Fortunatly, the Outnumbered rule does not seem to be on the quickstart rules. This is a start in the correct direction. However, for every move forward they seem to move another step back.
Included in the rules are such strange, esoteric rules like: Armor: -When a model is hit, it must make an Armor Roll. Roll a D10 and add the target’s Armor Stat to the roll. Then subtract from this total the Power of the weapon. A negative result means that your Armor has failed to stop the attack and the model has suffered Damage. Mark one Lifeblood box on the target’s card for each point of Damage suffered. When a model has its last remaining Lifeblood box marked, it is removed from the table as a casualty.
D10 + Armor – Weapon’s Power = Damage
Example 1: An Outlaw with Armor 1 is hit by a Union Soldier’s Blaster Pistol (Power 8). The Outlaw player rolls a D10 and gets a 4. Added
to its Armor 1, he gets a total of 5. Subtracting the 8 points of the weapon’s Power, you get a negative -3. This means that the Outlaw takes
3 Lifeblood damage from the hit.
This is insanely ridiculous. Negative number are confusing and foreign to the way a game should be. especially because the solution is so easy: Power -(Arm + roll) = Damage, expressed as a positive number. Example one can be so simply rewritten.
An Outlaw with Armor 1 is hit by a Union Soldier’s Blaster Pistol (Power 8). The Outlaw player rolls a D10 and gets a 4. Added
to its Armor 1, he gets a total of 5. Subtracting that from the 8 points of the weapon’s Power, you get 3. This means that the Outlaw takes
3 Lifeblood damage from the hit.
The only words I changed were in bold.
The final issue I am going to go into here is that bonuses and penalties are expressed in relation to the stat referenced. Because the stats are better when they are lower, (you want to roll over the number listed) the bonus and penalties are reversed. a +1 is bad, and a -1 is good. This could have easily been changed to be shown as a penalty or bonus to the roll itself, to better align the game with player expectations. Its complex for complexities sake, and really could have been done better, cleaner, and been a great game.
There are tons more stories about rules that were dumb or weird or didn’t make any sense, but I’ll let you imagine what was going on.
Fast Forward to recently, and I am starting to get excited about the models, as they are finally getting ready to ship. The container is in customs, getting pulled and checked, and we have simple weeks to wait. We get the update on kickstarter and it has a bonus surprise, a glimpse at the next Boss we can expect to have in December:
I’m pretty sure that the middle snippet is of a werecat of some sort, and to me, it struck my excitement level back up to 11. I could have a werecat leading my Warrior nation army around.
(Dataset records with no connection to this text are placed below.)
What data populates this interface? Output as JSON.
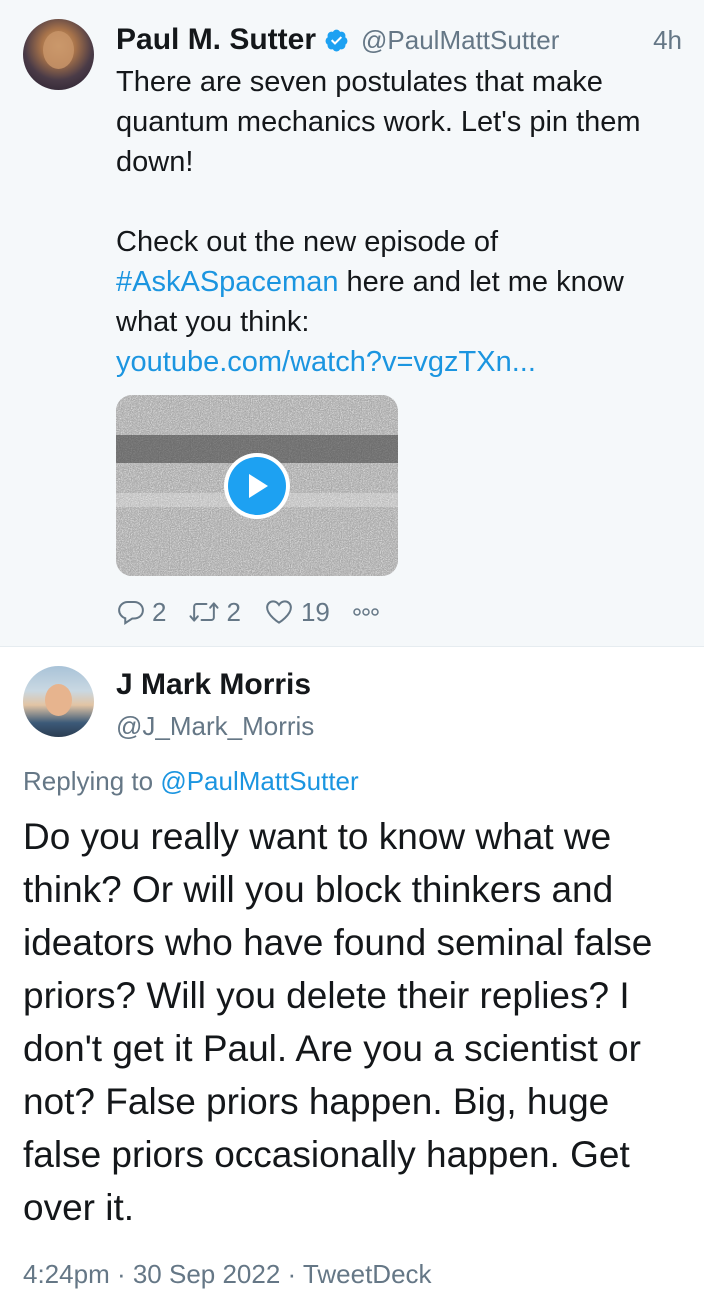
{
  "parent_tweet": {
    "author_name": "Paul M. Sutter",
    "verified": true,
    "handle": "@PaulMattSutter",
    "time": "4h",
    "text_intro": "There are seven postulates that make quantum mechanics work. Let's pin them down!",
    "text_line2_before": "Check out the new episode of ",
    "hashtag": "#AskASpaceman",
    "text_line2_after": " here and let me know what you think:",
    "link": "youtube.com/watch?v=vgzTXn...",
    "media": {
      "type": "video-thumbnail",
      "icon": "play-icon"
    },
    "actions": {
      "replies": "2",
      "retweets": "2",
      "likes": "19",
      "more_icon": "more-dots-icon"
    }
  },
  "reply_tweet": {
    "author_name": "J Mark Morris",
    "handle": "@J_Mark_Morris",
    "replying_label": "Replying to ",
    "replying_to": "@PaulMattSutter",
    "text": "Do you really want to know what we think?  Or will you block thinkers and ideators who have found seminal false priors? Will you delete their replies? I don't get it Paul. Are you a scientist or not? False priors happen. Big, huge false priors occasionally happen. Get over it.",
    "meta": "4:24pm · 30 Sep 2022 · TweetDeck"
  },
  "colors": {
    "link": "#1b95e0",
    "secondary_text": "#657786",
    "primary_text": "#14171a",
    "verified": "#1da1f2",
    "parent_background": "#f5f8fa"
  }
}
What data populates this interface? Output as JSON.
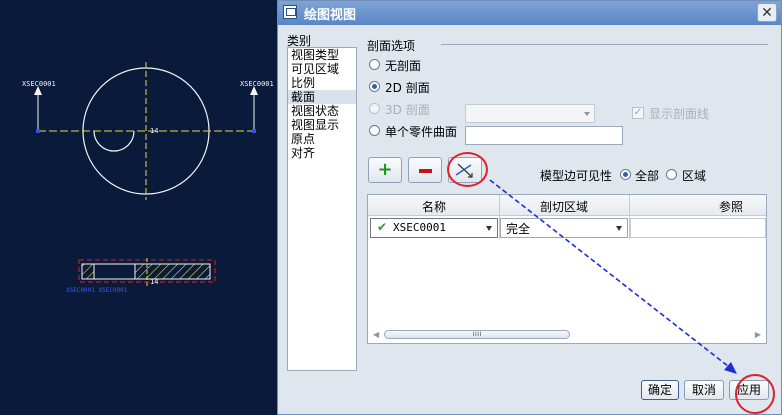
{
  "cad": {
    "left_label": "XSEC0001",
    "right_label": "XSEC0001",
    "dim1": "14",
    "dim2": "14",
    "bottom_label": "XSEC0001 XSEC0001"
  },
  "dialog": {
    "title": "绘图视图",
    "close": "✕",
    "category": {
      "label": "类别",
      "items": [
        "视图类型",
        "可见区域",
        "比例",
        "截面",
        "视图状态",
        "视图显示",
        "原点",
        "对齐"
      ],
      "selected_index": 3
    },
    "section_options": {
      "title": "剖面选项",
      "options": [
        {
          "label": "无剖面",
          "selected": false,
          "enabled": true
        },
        {
          "label": "2D 剖面",
          "selected": true,
          "enabled": true
        },
        {
          "label": "3D 剖面",
          "selected": false,
          "enabled": false
        },
        {
          "label": "单个零件曲面",
          "selected": false,
          "enabled": true
        }
      ],
      "show_section_lines": "显示剖面线"
    },
    "toolbar": {
      "add": "+",
      "model_edge_visibility": "模型边可见性",
      "all": "全部",
      "area": "区域",
      "visibility_selected": "全部"
    },
    "table": {
      "columns": [
        "名称",
        "剖切区域",
        "参照"
      ],
      "rows": [
        {
          "name": "XSEC0001",
          "area": "完全",
          "ref": ""
        }
      ],
      "scroll_grip": "ıııı"
    },
    "buttons": {
      "ok": "确定",
      "cancel": "取消",
      "apply": "应用"
    },
    "colors": {
      "annotation": "#e0202a",
      "arrow": "#1c2fd0",
      "cad_background": "#0a1a3a"
    }
  }
}
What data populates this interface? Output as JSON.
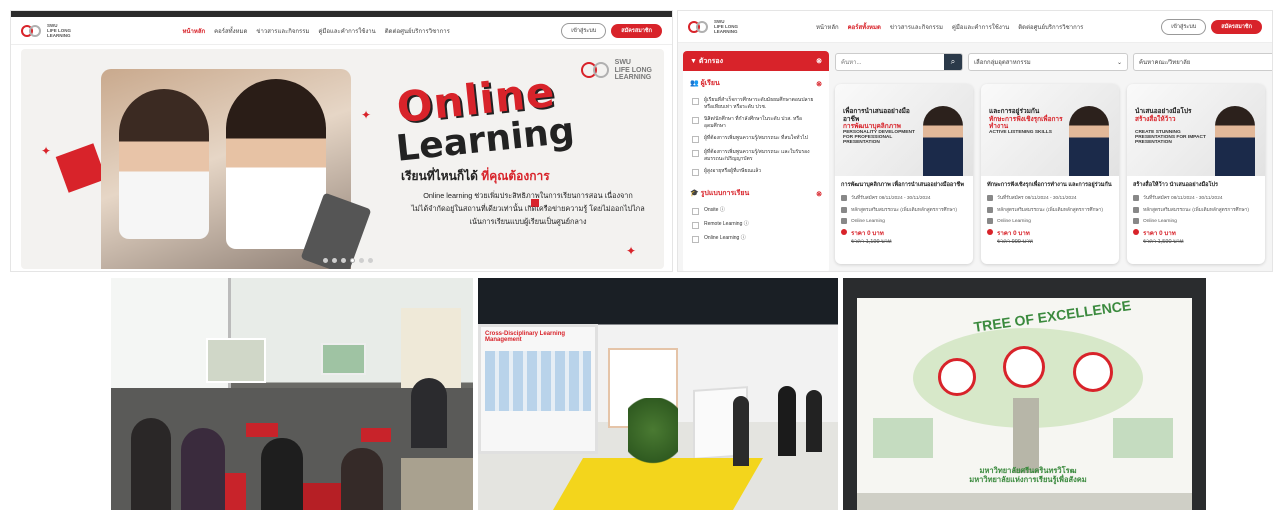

There could only be glory!
But then, a day later, I found the link to the quickstart rules, and all hope was lost, again.
I’ll get a review of the models once I get them all in, and Hopefully I can send some of them off to someone who will really enjoy the game, while I paint up a cool set of Warrior Nation models to sit on a shelf somewhere.
This is the longest post I’ve written, and I’m sad that its negative. Thanks for Hanging in there!